Karena (Kara) Shaw is Associate Professor in the School of Environmental Studies, a member of the Cultural, Social and Political Thought Graduate Program and the Institute for Integrated Energy Systems. A political theorist by training, she is particularly interested in how contemporary environmental challenges are reshaping political space and possibility. She has published in the areas of feminist theory, indigenous politics, and environmental politics, and was co-director of The Clayoquot Project. Prior to coming to UVic she was a Teaching Fellow at Keele University in the UK. Read more >>

Presentation (with Carl Davidson, Lauren Langman, & Jay Smith): The Occupy Movement

Jackie Smith studies the connections between globalization and political mobilization. She is particularly interested in how social movements are shaped by global economic structures and institutions as well as how they affect global norms and political processes. Her current research focuses on the World Social Forum process and the larger global justice movement, and in particular how movements build coalitions across a variety of differences such as class, race, gender and national identity. Read more >>

Presentation (with Carl Davidson, Lauren Langman, & Jackie Smith): The Occupy Movement

Peter (Jay) Smith is a professor in political science and long-standing member of the Athabasca University faculty since becoming a member of staff in 1981. He has overseen much of the development of the political science curriculum and has written several undergraduate courses and supervised the development of several others. His research interests include the impact of new information and communication technologies on politics and governance, domestically and globally. In terms of the latter he is particularly interested in the use of the Internet to mobilize people and social movements, secular and religious, from around the world in opposition to neoliberal corporate globalization. Read more >>
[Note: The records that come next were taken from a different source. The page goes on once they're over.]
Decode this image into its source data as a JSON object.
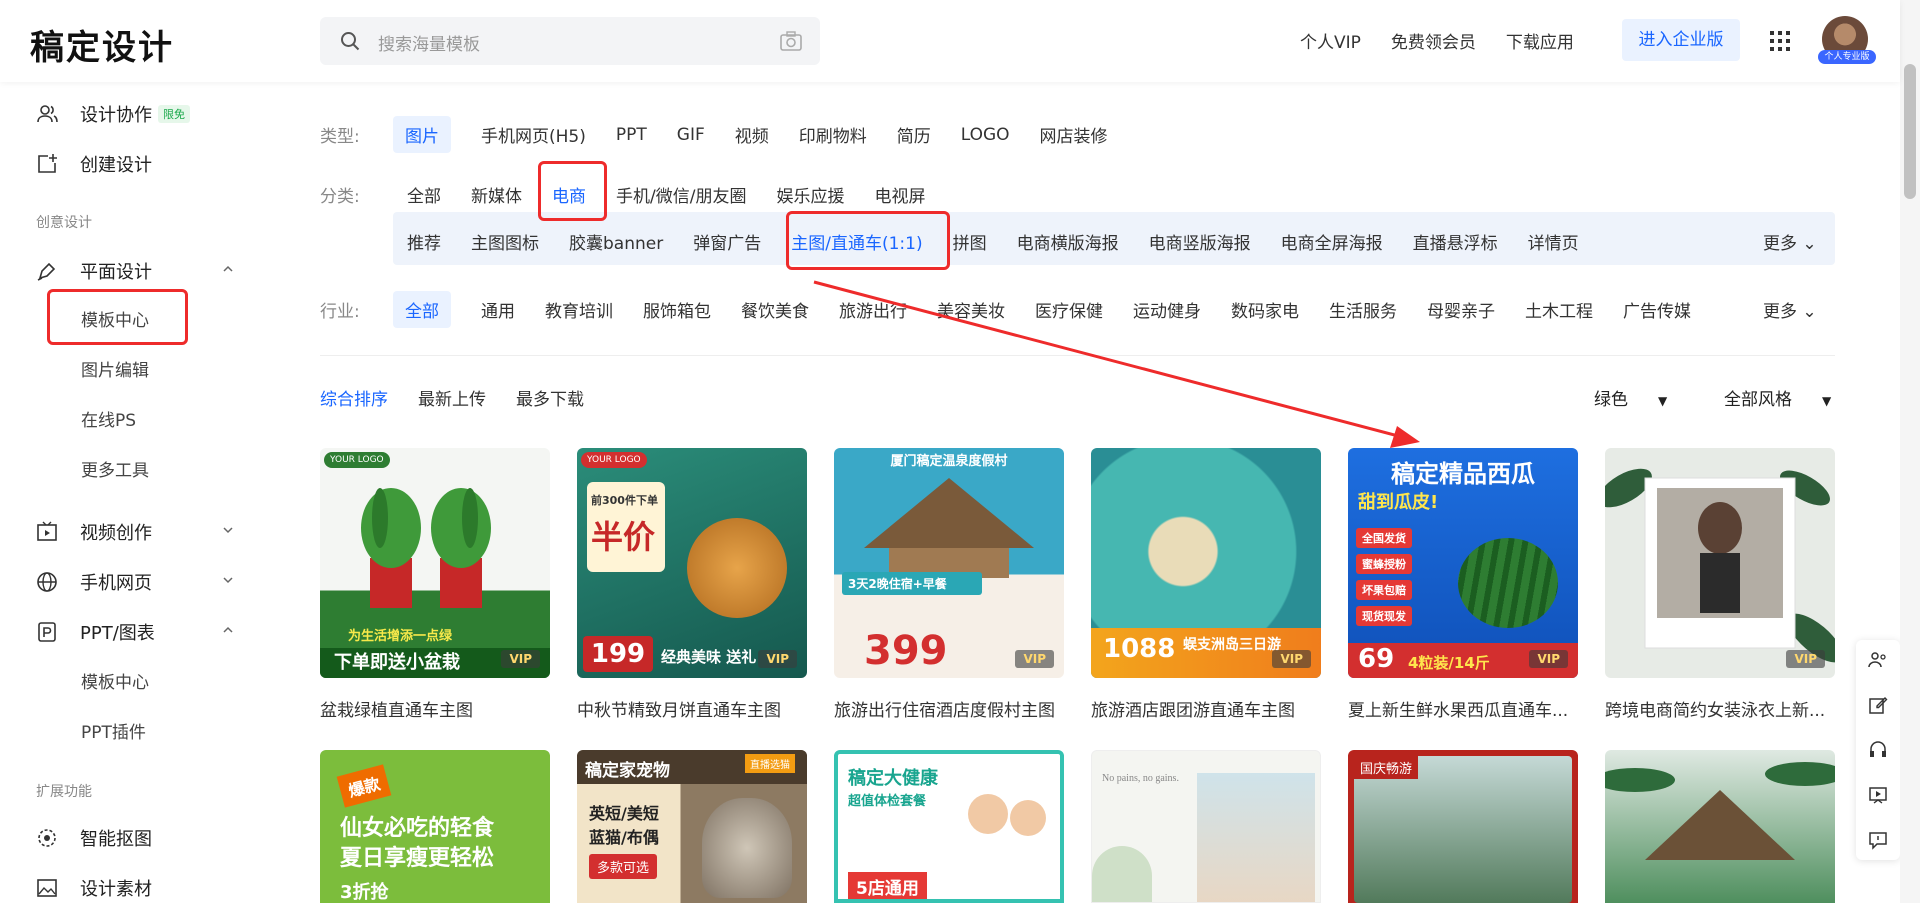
{
  "header": {
    "logo": "稿定设计",
    "search_placeholder": "搜索海量模板",
    "links": [
      "个人VIP",
      "免费领会员",
      "下载应用"
    ],
    "enterprise_label": "进入企业版",
    "avatar_badge": "个人专业版"
  },
  "sidebar": {
    "top_items": [
      {
        "label": "设计协作",
        "badge": "限免"
      },
      {
        "label": "创建设计"
      }
    ],
    "section_creative": "创意设计",
    "graphic": {
      "label": "平面设计",
      "children": [
        "模板中心",
        "图片编辑",
        "在线PS",
        "更多工具"
      ]
    },
    "video": {
      "label": "视频创作"
    },
    "mobile": {
      "label": "手机网页"
    },
    "ppt": {
      "label": "PPT/图表",
      "children": [
        "模板中心",
        "PPT插件"
      ]
    },
    "section_extend": "扩展功能",
    "extend_items": [
      "智能抠图",
      "设计素材"
    ]
  },
  "filters": {
    "type_label": "类型:",
    "types": [
      "图片",
      "手机网页(H5)",
      "PPT",
      "GIF",
      "视频",
      "印刷物料",
      "简历",
      "LOGO",
      "网店装修"
    ],
    "category_label": "分类:",
    "categories": [
      "全部",
      "新媒体",
      "电商",
      "手机/微信/朋友圈",
      "娱乐应援",
      "电视屏"
    ],
    "subcategories": [
      "推荐",
      "主图图标",
      "胶囊banner",
      "弹窗广告",
      "主图/直通车(1:1)",
      "拼图",
      "电商横版海报",
      "电商竖版海报",
      "电商全屏海报",
      "直播悬浮标",
      "详情页"
    ],
    "more_label": "更多",
    "industry_label": "行业:",
    "industries": [
      "全部",
      "通用",
      "教育培训",
      "服饰箱包",
      "餐饮美食",
      "旅游出行",
      "美容美妆",
      "医疗保健",
      "运动健身",
      "数码家电",
      "生活服务",
      "母婴亲子",
      "土木工程",
      "广告传媒"
    ]
  },
  "sort": {
    "options": [
      "综合排序",
      "最新上传",
      "最多下载"
    ],
    "color_select": "绿色",
    "style_select": "全部风格"
  },
  "cards": [
    {
      "title": "盆栽绿植直通车主图",
      "vip": "VIP",
      "lines": [
        "为生活增添一点绿",
        "下单即送小盆栽"
      ],
      "logo": "YOUR LOGO",
      "color": "#2e7d32"
    },
    {
      "title": "中秋节精致月饼直通车主图",
      "vip": "VIP",
      "lines": [
        "前300件下单",
        "半价",
        "经典美味 送礼",
        "199"
      ],
      "logo": "YOUR LOGO",
      "color": "#1b6b5e"
    },
    {
      "title": "旅游出行住宿酒店度假村主图",
      "vip": "VIP",
      "lines": [
        "厦门稿定温泉度假村",
        "3天2晚住宿+早餐",
        "399"
      ],
      "color": "#2aa7b5"
    },
    {
      "title": "旅游酒店跟团游直通车主图",
      "vip": "VIP",
      "lines": [
        "蜈支洲岛三日游",
        "1088"
      ],
      "color": "#3fa6a0"
    },
    {
      "title": "夏上新生鲜水果西瓜直通车...",
      "vip": "VIP",
      "lines": [
        "稿定精品西瓜",
        "甜到瓜皮!",
        "全国发货",
        "蜜蜂授粉",
        "坏果包赔",
        "现货现发",
        "69",
        "4粒装/14斤"
      ],
      "color": "#1565d8"
    },
    {
      "title": "跨境电商简约女装泳衣上新...",
      "vip": "VIP",
      "lines": [],
      "color": "#e9ece9"
    },
    {
      "title": "",
      "lines": [
        "爆款",
        "仙女必吃的轻食",
        "夏日享瘦更轻松",
        "3折抢"
      ],
      "color": "#7cbd3c"
    },
    {
      "title": "",
      "lines": [
        "稿定家宠物",
        "直播选猫",
        "英短/美短",
        "蓝猫/布偶",
        "多款可选"
      ],
      "color": "#5c4936"
    },
    {
      "title": "",
      "lines": [
        "稿定大健康",
        "超值体检套餐",
        "5店通用"
      ],
      "color": "#35c2b1"
    },
    {
      "title": "",
      "lines": [
        "No pains, no gains."
      ],
      "color": "#f1f3ee"
    },
    {
      "title": "",
      "lines": [
        "国庆畅游"
      ],
      "color": "#b8241d"
    },
    {
      "title": "",
      "lines": [],
      "color": "#4f8f5e"
    }
  ]
}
Presentation: Anti-Globalization or Alter-Globalization? Mapping the Political Ideology of the Global Justice Movement
Manfred B. Steger is Professor of Global Studies and Director of the Globalism Research Centre at RMIT University. He is also Program Leader of ‘Globalization and Culture’, in the Global Cities Institute at RMIT University. In addition, he is Senior Research Fellow at the Globalization Research Center in Honolulu, Hawai’i, and an affiliated graduate faculty member with the Department of Political Science at the University of Hawai’i-Manoa. Read more >>
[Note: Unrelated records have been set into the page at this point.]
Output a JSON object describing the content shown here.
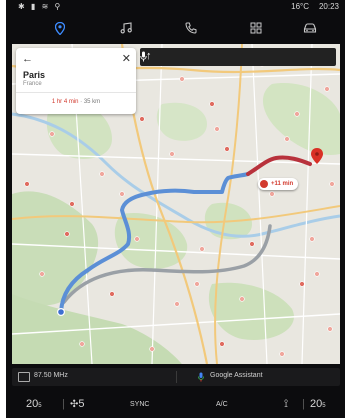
{
  "status": {
    "left_icons": [
      "bluetooth-icon",
      "signal-icon",
      "wifi-icon",
      "location-icon"
    ],
    "temperature": "16°C",
    "time": "20:23"
  },
  "nav": {
    "items": [
      {
        "name": "navigation",
        "icon": "map-pin-icon",
        "active": true
      },
      {
        "name": "music",
        "icon": "music-icon",
        "active": false
      },
      {
        "name": "phone",
        "icon": "phone-icon",
        "active": false
      },
      {
        "name": "apps",
        "icon": "apps-grid-icon",
        "active": false
      },
      {
        "name": "vehicle",
        "icon": "car-icon",
        "active": false
      }
    ]
  },
  "destination": {
    "city": "Paris",
    "country": "France",
    "duration": "1 hr 4 min",
    "separator": " · ",
    "distance": "35 km"
  },
  "route_badge": {
    "delay": "+11 min"
  },
  "media": {
    "radio": "87.50 MHz",
    "assistant": "Google Assistant"
  },
  "climate": {
    "left_temp": "20",
    "left_temp_unit": "5",
    "fan_speed": "5",
    "sync_label": "SYNC",
    "ac_label": "A/C",
    "right_temp": "20",
    "right_temp_unit": "5"
  },
  "colors": {
    "accent": "#3d8cff",
    "route_main": "#5b8fd6",
    "route_traffic": "#b8323c",
    "route_alt": "#9aa0a6",
    "eta_red": "#d23a2e"
  }
}
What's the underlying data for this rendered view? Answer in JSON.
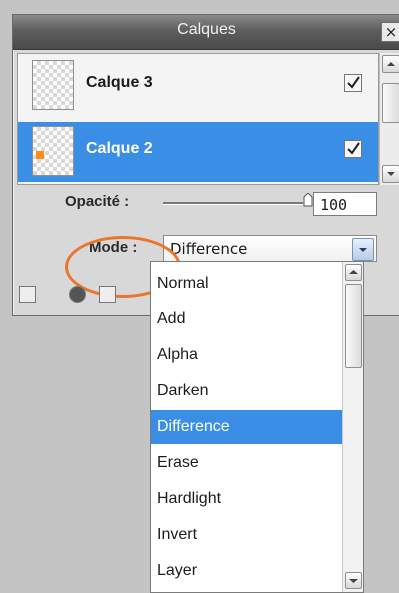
{
  "panel": {
    "title": "Calques"
  },
  "layers": [
    {
      "name": "Calque 3",
      "visible": true,
      "selected": false
    },
    {
      "name": "Calque 2",
      "visible": true,
      "selected": true
    }
  ],
  "opacity": {
    "label": "Opacité :",
    "value": "100"
  },
  "mode": {
    "label": "Mode :",
    "value": "Difference",
    "options": [
      "Normal",
      "Add",
      "Alpha",
      "Darken",
      "Difference",
      "Erase",
      "Hardlight",
      "Invert",
      "Layer"
    ],
    "selected_index": 4
  },
  "colors": {
    "selection": "#3a8ee6",
    "highlight_ring": "#e9762b",
    "titlebar": "#5e5e5e"
  },
  "icons": {
    "close": "close-icon",
    "visibility": "checkbox-icon",
    "dropdown": "chevron-down-icon"
  }
}
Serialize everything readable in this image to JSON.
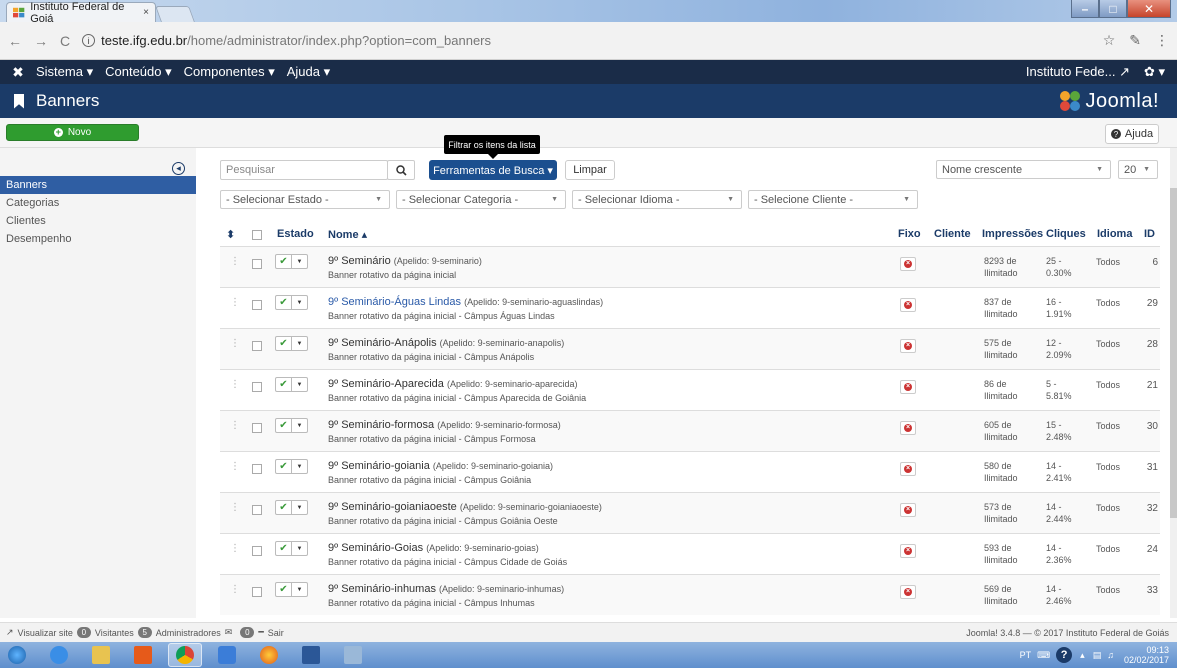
{
  "browser": {
    "tab_title": "Instituto Federal de Goiá",
    "tab_close": "×",
    "url_host": "teste.ifg.edu.br",
    "url_path": "/home/administrator/index.php?option=com_banners",
    "back": "←",
    "forward": "→",
    "reload": "C",
    "star": "☆"
  },
  "navbar": {
    "menus": [
      "Sistema ▾",
      "Conteúdo ▾",
      "Componentes ▾",
      "Ajuda ▾"
    ],
    "site": "Instituto Fede... ↗",
    "gear": "✿ ▾"
  },
  "header": {
    "title": "Banners",
    "logo_text": "Joomla!"
  },
  "toolbar": {
    "novo": "Novo",
    "ajuda": "Ajuda",
    "tooltip": "Filtrar os itens da lista"
  },
  "sidebar": {
    "items": [
      "Banners",
      "Categorias",
      "Clientes",
      "Desempenho"
    ]
  },
  "filters": {
    "search_placeholder": "Pesquisar",
    "ferramentas": "Ferramentas de Busca ▾",
    "limpar": "Limpar",
    "order": "Nome crescente",
    "limit": "20",
    "estado": "- Selecionar Estado -",
    "categoria": "- Selecionar Categoria -",
    "idioma": "- Selecionar Idioma -",
    "cliente": "- Selecione Cliente -"
  },
  "table": {
    "headers": {
      "sort": "⬍",
      "estado": "Estado",
      "nome": "Nome ▴",
      "fixo": "Fixo",
      "cliente": "Cliente",
      "impressoes": "Impressões",
      "cliques": "Cliques",
      "idioma": "Idioma",
      "id": "ID"
    },
    "rows": [
      {
        "name": "9º Seminário",
        "alias": "(Apelido: 9-seminario)",
        "desc": "Banner rotativo da página inicial",
        "imp1": "8293 de",
        "imp2": "Ilimitado",
        "clq1": "25 -",
        "clq2": "0.30%",
        "lang": "Todos",
        "id": "6",
        "link": false
      },
      {
        "name": "9º Seminário-Águas Lindas",
        "alias": "(Apelido: 9-seminario-aguaslindas)",
        "desc": "Banner rotativo da página inicial - Câmpus Águas Lindas",
        "imp1": "837 de",
        "imp2": "Ilimitado",
        "clq1": "16 -",
        "clq2": "1.91%",
        "lang": "Todos",
        "id": "29",
        "link": true
      },
      {
        "name": "9º Seminário-Anápolis",
        "alias": "(Apelido: 9-seminario-anapolis)",
        "desc": "Banner rotativo da página inicial - Câmpus Anápolis",
        "imp1": "575 de",
        "imp2": "Ilimitado",
        "clq1": "12 -",
        "clq2": "2.09%",
        "lang": "Todos",
        "id": "28",
        "link": false
      },
      {
        "name": "9º Seminário-Aparecida",
        "alias": "(Apelido: 9-seminario-aparecida)",
        "desc": "Banner rotativo da página inicial - Câmpus Aparecida de Goiânia",
        "imp1": "86 de",
        "imp2": "Ilimitado",
        "clq1": "5 -",
        "clq2": "5.81%",
        "lang": "Todos",
        "id": "21",
        "link": false
      },
      {
        "name": "9º Seminário-formosa",
        "alias": "(Apelido: 9-seminario-formosa)",
        "desc": "Banner rotativo da página inicial - Câmpus Formosa",
        "imp1": "605 de",
        "imp2": "Ilimitado",
        "clq1": "15 -",
        "clq2": "2.48%",
        "lang": "Todos",
        "id": "30",
        "link": false
      },
      {
        "name": "9º Seminário-goiania",
        "alias": "(Apelido: 9-seminario-goiania)",
        "desc": "Banner rotativo da página inicial - Câmpus Goiânia",
        "imp1": "580 de",
        "imp2": "Ilimitado",
        "clq1": "14 -",
        "clq2": "2.41%",
        "lang": "Todos",
        "id": "31",
        "link": false
      },
      {
        "name": "9º Seminário-goianiaoeste",
        "alias": "(Apelido: 9-seminario-goianiaoeste)",
        "desc": "Banner rotativo da página inicial - Câmpus Goiânia Oeste",
        "imp1": "573 de",
        "imp2": "Ilimitado",
        "clq1": "14 -",
        "clq2": "2.44%",
        "lang": "Todos",
        "id": "32",
        "link": false
      },
      {
        "name": "9º Seminário-Goias",
        "alias": "(Apelido: 9-seminario-goias)",
        "desc": "Banner rotativo da página inicial - Câmpus Cidade de Goiás",
        "imp1": "593 de",
        "imp2": "Ilimitado",
        "clq1": "14 -",
        "clq2": "2.36%",
        "lang": "Todos",
        "id": "24",
        "link": false
      },
      {
        "name": "9º Seminário-inhumas",
        "alias": "(Apelido: 9-seminario-inhumas)",
        "desc": "Banner rotativo da página inicial - Câmpus Inhumas",
        "imp1": "569 de",
        "imp2": "Ilimitado",
        "clq1": "14 -",
        "clq2": "2.46%",
        "lang": "Todos",
        "id": "33",
        "link": false
      }
    ]
  },
  "status": {
    "visualizar": "Visualizar site",
    "visitantes_count": "0",
    "visitantes": "Visitantes",
    "admins_count": "5",
    "admins": "Administradores",
    "msgs_count": "0",
    "sair": "Sair",
    "footer": "Joomla! 3.4.8 — © 2017 Instituto Federal de Goiás"
  },
  "taskbar": {
    "lang": "PT",
    "time": "09:13",
    "date": "02/02/2017"
  },
  "colors": {
    "navbar": "#1a2c48",
    "header": "#1b3b68",
    "novo": "#2f9c2f",
    "active": "#2f5ea3"
  }
}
Presentation: Economic Crisis and the Working Class: Re-thinking Class Struggle

Dr. Gary Teeple is a Professor of Sociology at Simon Frasier University in British Columbia, Canada. He is also Director of the Morgan Centre for Labour Studies. His interests include neoliberalism and the global division of labour; nature of human rights; Hegelian and Marxist philosophy; sociology of art; political sociology; and the political economy of Canada. Dr. Teeple's most current books include Relations of Global Power: Neoliberal Order and Disorder, co-edited with Stephen McBride (University of Toronto Press, 2010); and The Riddle of Human Rights (Garamond Press, 2004). Read more >>
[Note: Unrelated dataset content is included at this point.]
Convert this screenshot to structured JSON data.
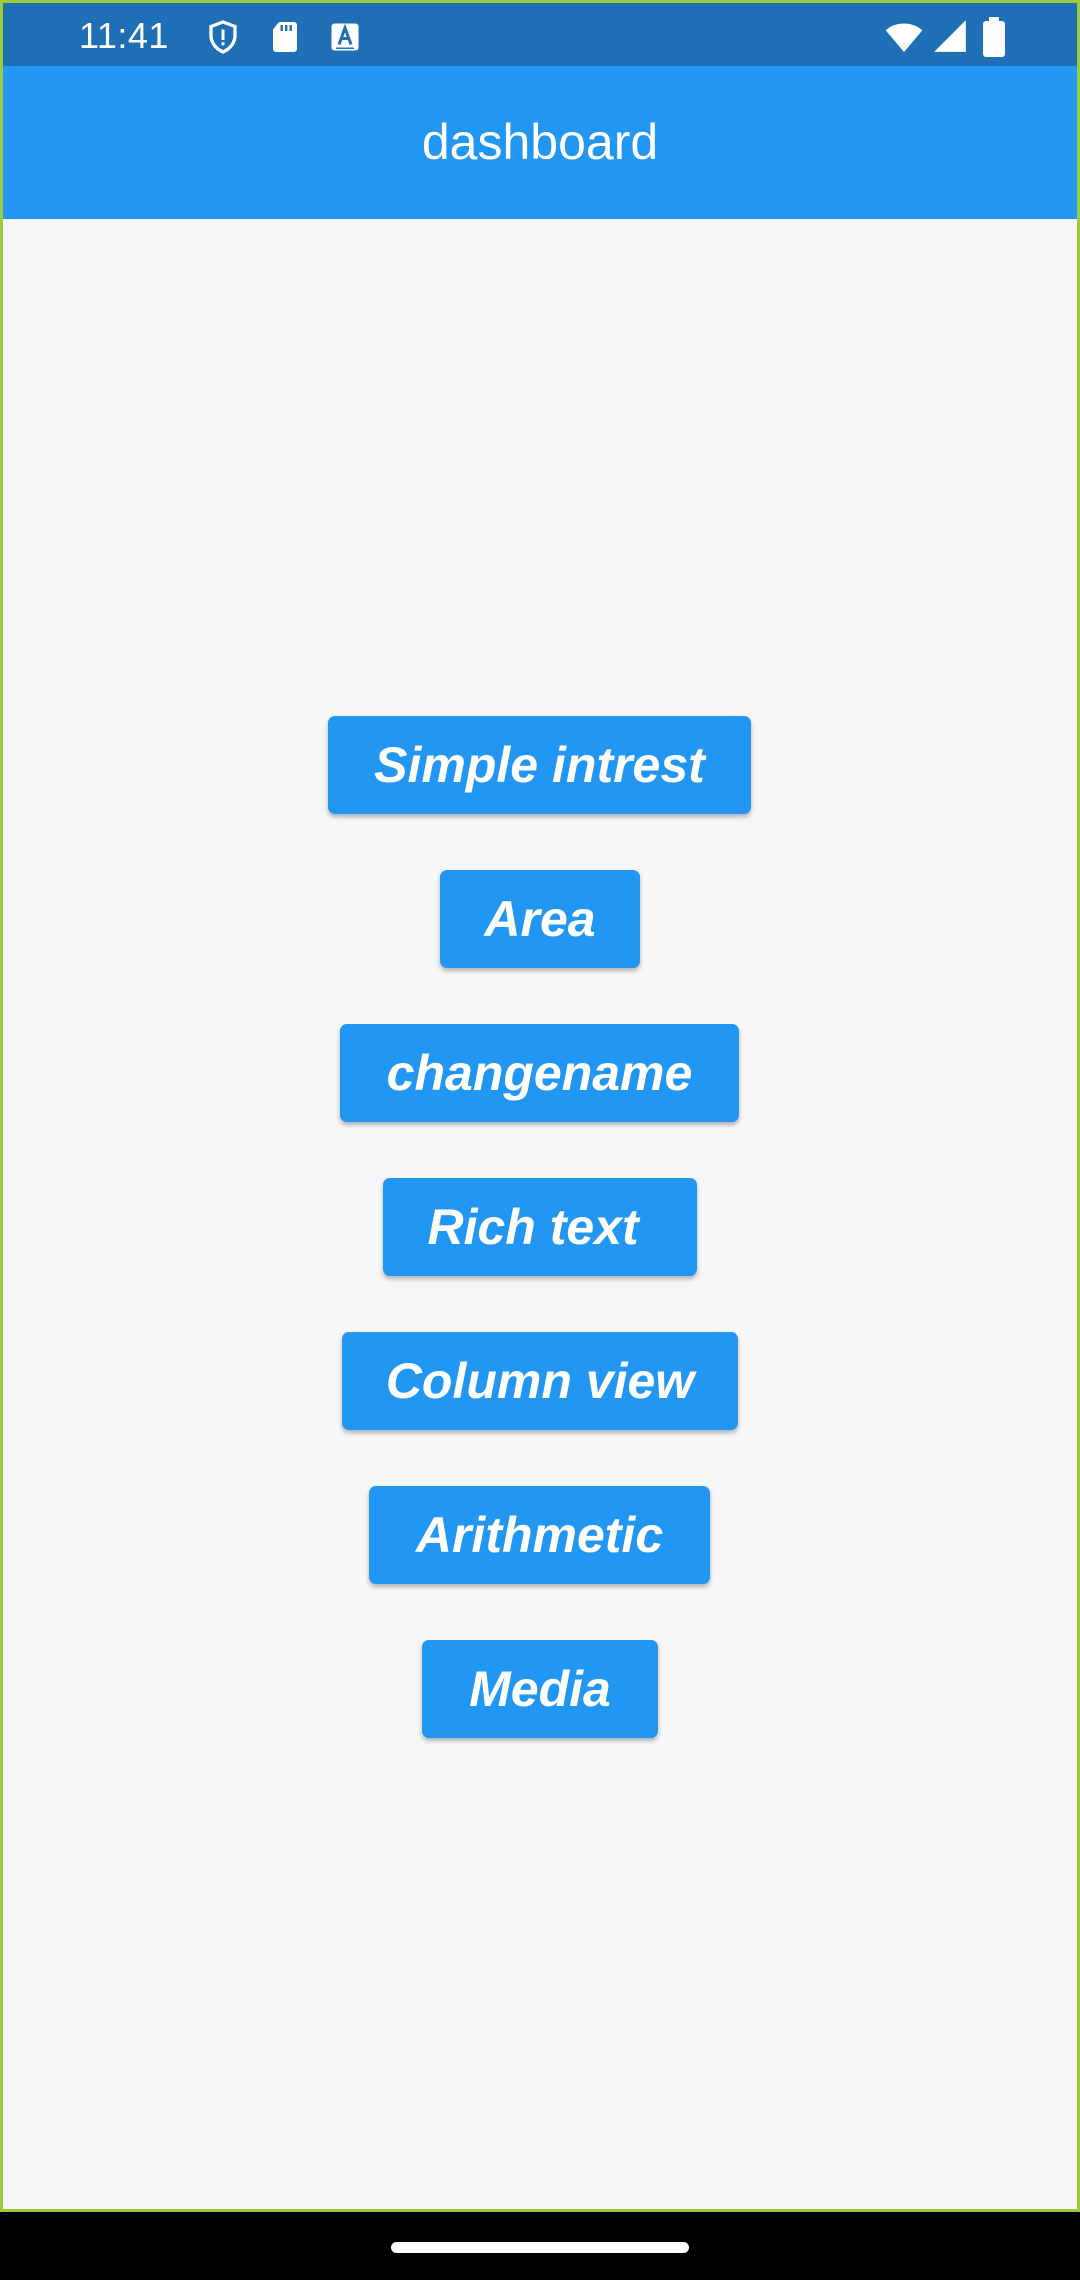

Presentation (with Martha McMahon and Kara Shaw): Environmental Dystopia and the Green Alternative

Waziyatawin is a Wahpetunwan Dakota from the Pezihutazizi Otunwe (Yellow Medicine Village) in southwestern Minnesota. She received her Ph.D. in American history from Cornell University in 2000 and earned tenure and an associate professorship in the history department at Arizona State University where she taught for seven years. Waziyatawin currently holds the Indigenous Peoples Research Chair in the Indigenous Governance Program at UVic. Her interests include projects centering on Indigenous decolonization strategies such as truth-telling and reparative justice, Indigenous women and resistance, the recovery of Indigenous knowledge, and the development of liberation ideology in Indigenous communities. Read more >> (After jump scroll down the page.)